Problem to solve:
Search the data below for "JSON"; list each line that holds it.

::: Excerpted records

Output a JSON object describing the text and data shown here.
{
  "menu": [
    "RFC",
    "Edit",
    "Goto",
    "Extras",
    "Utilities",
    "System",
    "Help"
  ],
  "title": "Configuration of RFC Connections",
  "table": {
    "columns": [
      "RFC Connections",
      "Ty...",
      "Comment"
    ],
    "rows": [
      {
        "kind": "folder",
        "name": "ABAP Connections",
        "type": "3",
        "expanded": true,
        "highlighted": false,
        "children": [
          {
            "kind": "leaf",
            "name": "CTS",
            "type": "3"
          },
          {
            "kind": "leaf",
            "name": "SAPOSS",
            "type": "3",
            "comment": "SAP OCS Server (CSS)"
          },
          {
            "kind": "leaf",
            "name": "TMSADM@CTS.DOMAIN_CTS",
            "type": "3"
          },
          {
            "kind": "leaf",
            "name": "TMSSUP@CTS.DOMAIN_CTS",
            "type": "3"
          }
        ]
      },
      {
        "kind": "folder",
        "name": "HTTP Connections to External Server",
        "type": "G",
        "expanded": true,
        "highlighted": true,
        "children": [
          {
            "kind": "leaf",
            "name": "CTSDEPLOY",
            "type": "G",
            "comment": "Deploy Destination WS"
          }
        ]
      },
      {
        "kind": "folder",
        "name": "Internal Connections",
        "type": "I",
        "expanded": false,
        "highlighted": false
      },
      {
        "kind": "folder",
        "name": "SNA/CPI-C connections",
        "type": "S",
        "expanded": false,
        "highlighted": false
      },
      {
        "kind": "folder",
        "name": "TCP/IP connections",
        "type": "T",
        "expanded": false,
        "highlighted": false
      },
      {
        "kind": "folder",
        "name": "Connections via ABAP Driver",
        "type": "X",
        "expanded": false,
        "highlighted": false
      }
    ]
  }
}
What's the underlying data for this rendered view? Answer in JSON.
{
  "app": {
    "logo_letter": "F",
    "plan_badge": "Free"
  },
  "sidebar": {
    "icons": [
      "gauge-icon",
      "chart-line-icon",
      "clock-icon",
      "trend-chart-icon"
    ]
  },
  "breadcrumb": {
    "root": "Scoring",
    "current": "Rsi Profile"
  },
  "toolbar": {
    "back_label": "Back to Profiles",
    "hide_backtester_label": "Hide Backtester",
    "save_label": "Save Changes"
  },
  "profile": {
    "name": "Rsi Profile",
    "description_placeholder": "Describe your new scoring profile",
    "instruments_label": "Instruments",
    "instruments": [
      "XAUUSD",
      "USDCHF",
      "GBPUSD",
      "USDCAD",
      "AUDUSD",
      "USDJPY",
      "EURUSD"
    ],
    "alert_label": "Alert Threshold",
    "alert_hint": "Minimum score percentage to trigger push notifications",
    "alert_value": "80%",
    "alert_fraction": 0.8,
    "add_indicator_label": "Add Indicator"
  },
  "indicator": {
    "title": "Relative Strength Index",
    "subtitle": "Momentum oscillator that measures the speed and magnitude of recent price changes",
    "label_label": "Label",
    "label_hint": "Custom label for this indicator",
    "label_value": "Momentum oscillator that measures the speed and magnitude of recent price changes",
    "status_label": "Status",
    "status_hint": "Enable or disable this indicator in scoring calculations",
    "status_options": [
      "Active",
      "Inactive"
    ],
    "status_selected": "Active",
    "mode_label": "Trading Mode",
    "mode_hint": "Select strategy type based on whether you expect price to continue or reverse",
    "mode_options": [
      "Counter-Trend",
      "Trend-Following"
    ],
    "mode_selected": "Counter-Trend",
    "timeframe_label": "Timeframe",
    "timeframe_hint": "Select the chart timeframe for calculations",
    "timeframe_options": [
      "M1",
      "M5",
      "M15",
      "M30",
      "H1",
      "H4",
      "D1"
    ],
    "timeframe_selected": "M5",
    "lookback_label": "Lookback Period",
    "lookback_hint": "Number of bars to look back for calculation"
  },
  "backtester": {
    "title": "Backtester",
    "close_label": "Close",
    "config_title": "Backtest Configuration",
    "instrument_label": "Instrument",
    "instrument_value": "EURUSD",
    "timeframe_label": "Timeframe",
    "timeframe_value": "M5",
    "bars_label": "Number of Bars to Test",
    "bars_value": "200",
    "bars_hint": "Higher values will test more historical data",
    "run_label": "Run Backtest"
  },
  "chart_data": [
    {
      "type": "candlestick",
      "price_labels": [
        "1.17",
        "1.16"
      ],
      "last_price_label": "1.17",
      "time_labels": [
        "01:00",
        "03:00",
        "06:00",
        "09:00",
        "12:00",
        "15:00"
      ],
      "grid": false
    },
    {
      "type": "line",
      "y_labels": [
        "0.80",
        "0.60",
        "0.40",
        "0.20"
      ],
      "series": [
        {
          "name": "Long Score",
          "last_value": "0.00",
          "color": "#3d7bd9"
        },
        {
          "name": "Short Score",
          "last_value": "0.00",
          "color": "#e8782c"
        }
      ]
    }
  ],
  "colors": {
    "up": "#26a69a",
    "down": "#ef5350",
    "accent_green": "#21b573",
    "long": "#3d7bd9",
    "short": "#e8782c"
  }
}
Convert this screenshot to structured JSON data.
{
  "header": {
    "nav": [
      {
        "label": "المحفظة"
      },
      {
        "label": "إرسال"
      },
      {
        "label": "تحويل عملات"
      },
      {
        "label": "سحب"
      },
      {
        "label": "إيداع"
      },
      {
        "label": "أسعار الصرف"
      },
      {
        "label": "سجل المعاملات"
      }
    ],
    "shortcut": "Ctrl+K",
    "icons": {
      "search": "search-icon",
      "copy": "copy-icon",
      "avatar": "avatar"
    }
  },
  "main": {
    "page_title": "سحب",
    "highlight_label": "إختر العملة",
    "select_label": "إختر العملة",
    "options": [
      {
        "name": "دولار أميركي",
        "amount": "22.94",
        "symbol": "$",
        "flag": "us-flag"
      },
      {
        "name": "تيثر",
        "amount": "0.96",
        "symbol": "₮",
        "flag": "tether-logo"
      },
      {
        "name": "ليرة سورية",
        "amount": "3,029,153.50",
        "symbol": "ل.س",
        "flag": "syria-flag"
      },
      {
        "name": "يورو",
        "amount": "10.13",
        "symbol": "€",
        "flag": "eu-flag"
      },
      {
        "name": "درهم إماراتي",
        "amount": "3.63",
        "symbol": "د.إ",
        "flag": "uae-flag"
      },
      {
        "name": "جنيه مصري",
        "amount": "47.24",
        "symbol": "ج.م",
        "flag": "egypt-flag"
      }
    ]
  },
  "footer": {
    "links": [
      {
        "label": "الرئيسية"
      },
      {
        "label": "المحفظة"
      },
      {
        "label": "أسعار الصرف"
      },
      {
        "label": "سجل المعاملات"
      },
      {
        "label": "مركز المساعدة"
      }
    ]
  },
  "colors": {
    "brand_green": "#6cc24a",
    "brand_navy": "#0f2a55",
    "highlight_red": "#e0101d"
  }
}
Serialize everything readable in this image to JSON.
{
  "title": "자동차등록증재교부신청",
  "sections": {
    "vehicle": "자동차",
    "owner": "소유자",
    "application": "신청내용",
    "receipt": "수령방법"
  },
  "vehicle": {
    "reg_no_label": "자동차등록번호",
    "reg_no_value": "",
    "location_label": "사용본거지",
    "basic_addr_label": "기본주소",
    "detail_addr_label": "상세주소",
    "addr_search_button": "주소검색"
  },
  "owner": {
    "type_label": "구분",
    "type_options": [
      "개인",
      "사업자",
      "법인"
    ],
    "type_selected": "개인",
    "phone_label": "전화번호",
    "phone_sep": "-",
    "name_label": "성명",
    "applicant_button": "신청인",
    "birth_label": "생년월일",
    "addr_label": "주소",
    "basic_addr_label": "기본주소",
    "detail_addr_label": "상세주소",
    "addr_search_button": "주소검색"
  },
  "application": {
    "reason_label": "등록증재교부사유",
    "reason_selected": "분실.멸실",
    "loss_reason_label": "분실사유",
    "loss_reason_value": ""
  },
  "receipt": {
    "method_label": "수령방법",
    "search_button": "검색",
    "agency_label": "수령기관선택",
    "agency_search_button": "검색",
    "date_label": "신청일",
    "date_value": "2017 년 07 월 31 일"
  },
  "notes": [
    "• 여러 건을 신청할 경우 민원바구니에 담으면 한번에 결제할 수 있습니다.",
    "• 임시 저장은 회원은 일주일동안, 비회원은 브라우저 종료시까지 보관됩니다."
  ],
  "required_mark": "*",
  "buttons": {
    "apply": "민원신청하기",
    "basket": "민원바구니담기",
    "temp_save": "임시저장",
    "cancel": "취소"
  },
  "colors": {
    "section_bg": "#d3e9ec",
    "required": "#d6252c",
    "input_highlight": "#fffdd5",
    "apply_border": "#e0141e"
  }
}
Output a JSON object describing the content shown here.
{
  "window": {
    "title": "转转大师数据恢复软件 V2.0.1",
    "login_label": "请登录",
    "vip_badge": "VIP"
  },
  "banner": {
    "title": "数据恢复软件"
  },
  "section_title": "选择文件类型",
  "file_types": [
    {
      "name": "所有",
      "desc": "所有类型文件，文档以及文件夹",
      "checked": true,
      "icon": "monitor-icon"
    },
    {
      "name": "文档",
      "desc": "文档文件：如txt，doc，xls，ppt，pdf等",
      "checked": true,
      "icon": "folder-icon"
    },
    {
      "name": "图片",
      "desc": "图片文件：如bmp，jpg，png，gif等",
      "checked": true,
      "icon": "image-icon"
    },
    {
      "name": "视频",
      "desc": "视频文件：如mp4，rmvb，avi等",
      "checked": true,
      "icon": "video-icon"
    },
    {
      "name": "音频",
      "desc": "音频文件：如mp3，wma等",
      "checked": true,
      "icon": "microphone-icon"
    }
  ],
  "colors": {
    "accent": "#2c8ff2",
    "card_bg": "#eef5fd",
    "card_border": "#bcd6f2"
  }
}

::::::

Exercise solution:
Output a JSON object describing the text and data shown here.
What's the underlying data for this rendered view? Answer in JSON.
Convert this screenshot to structured JSON data.
Serialize everything readable in this image to JSON.
Output a JSON object describing the content shown here.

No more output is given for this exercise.